Rodriguez. "But America isn't a country of family values; Mexico is a
country of family values. This is a country of people who leave home.”
Rodriguez feels that he lost something when he and his family became
increasingly Americanized
BUT- he discusses that there were also things gained. One being “a
public identity"
Rodriguez felt he had to make a choice between pursuing a good
education by releasing his native background, or pursuing a closeness
with his family. (Which would mean not becoming “Americanized”)
He does not associate his parents with education (and he feels a guilt
for this feeling.)
Additional Important Parts of “Hunger of Memory”….
 He does not agree with bilingual education proponents who argue
that children not taught in their native languages lose their
"individuality." He also does not believe that bilingualists
understand the necessity and value of assimilation.
 He hints that bilingual education destroys the separation between
the two languages.
 Rodriguez examined how his dark complexion has defined certain
parts of his life.

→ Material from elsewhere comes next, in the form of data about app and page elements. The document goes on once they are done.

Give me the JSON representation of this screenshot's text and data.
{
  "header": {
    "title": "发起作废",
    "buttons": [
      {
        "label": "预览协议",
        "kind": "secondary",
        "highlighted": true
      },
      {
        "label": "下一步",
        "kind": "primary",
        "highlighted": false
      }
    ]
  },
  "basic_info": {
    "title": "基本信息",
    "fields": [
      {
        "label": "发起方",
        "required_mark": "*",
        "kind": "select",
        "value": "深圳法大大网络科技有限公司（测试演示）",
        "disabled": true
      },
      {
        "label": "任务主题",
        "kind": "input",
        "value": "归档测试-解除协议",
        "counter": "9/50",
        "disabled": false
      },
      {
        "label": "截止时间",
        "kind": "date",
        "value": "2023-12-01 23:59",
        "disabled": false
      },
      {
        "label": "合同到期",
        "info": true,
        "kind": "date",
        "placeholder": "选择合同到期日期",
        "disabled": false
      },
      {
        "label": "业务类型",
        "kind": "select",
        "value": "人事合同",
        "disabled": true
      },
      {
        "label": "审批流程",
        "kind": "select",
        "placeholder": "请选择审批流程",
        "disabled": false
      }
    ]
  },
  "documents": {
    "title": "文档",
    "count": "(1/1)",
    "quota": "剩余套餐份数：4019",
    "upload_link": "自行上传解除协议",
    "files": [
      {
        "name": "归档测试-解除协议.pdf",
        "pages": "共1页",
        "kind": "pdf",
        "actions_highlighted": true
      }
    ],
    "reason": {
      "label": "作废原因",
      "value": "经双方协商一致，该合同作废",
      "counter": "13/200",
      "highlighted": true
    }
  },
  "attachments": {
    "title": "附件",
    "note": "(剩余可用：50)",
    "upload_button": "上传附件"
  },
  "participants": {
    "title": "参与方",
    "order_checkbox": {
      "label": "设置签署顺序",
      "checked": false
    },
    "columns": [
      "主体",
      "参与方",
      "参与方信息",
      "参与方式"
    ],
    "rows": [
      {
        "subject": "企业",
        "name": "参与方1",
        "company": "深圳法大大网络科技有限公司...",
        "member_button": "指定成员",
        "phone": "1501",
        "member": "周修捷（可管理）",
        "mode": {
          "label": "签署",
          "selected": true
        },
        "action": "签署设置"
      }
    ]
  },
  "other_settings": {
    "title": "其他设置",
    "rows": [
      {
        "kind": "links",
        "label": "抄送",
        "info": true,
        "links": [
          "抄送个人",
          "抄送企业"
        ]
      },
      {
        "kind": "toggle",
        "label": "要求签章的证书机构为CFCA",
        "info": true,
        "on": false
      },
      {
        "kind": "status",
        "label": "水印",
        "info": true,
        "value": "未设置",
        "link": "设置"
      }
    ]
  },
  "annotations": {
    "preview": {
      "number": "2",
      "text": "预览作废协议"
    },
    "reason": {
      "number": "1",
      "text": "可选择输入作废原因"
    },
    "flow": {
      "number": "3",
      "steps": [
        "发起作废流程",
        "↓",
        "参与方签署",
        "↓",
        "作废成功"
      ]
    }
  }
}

His skin color made him subject to racism, and he
said he felt “ugly inside.” His parents discouraged manual labor
jobs, as they thought it depicted him as a “Mexican.”
 Rodriguez believes social class, and not race or ethnicity, is the key
indicator for oppression and inability to “advance” in society.
Social Dominance ties with Religion
 Richard feels a connection to Western Culture since he was raised a
practicing Catholic.
He quickly realizes the difference between Mexican Catholicism and
English Catholicism, also tied to social class.
Mexican Catholicism has more to do with Christ supplying needs
(suggesting his family may have been poor and unable to afford
English Catholicism shows a dependence on the church for wisdom
and knowledge
Richard’s family accepts the English Catholicism, despite its
Four Language Modalities
used by Richard Rodriguez
 He describes himself as a scholarship
boy, a book worm who spent his time
admiring his teachers, reading books
and correcting his parents' poor English
 After many years, he admits that his
success is due to never forgetting his
life before education, and the change he
experienced after getting an education.
Four Language Modalities used by Rodriguez
1.) Listening to English came first for Richard
 Songs on the radio, overhearing English conversation, in stores…
2.) Reading came second for Richard.
Reading was the main reason for Richard’s achievement, solely because of his love
for reading.
• He used poetry to force remembrance and repetition.
• He often struggled walking home with stacks of books from the library.
• He locked himself in his room and read books all night.
• Described himself as “eager and anxious to learn.”
• He asked his 4th grade teachers for names of important books and refused to read
children books. He was known to continually check out the maximum amount (10
books) from the library. His teachers used him as a role model for other students to
look towards for motivation and good study habits.
 Upon entering high school Richard had read hundreds of books. His habit of reading
made him a confident speaker and writer of English.
3.) Speaking came third --simultaneously alongside with reading
4.)Writing came last--Reading and writing were also hand in hand. He learned one
with the other through his strict Catholic education, where he was required to speak
out loud, memorize, and copy repetitively.
Side note: He expressed concern that he was the type of student who made good grades by simply
memorizing information and never developed his own opinions. He read to get the authors
opinion instead of forming his own.
 How could we as educators value the
assets and address the needs of an ELL
like Rodriguez?
Value his culture by recommending to continue speaking Spanish and
learning to read and write in Spanish simultaneously with learning English
in school. (Different time in History when Rodriguez started his
 Teach the importance of reading for meaning, rather than just reading print
and not understanding.
 Using pictures, socialization with peers, and working with parents at home
to help student progress with the English language.

Hunger of Memory by: Richard Rodriguez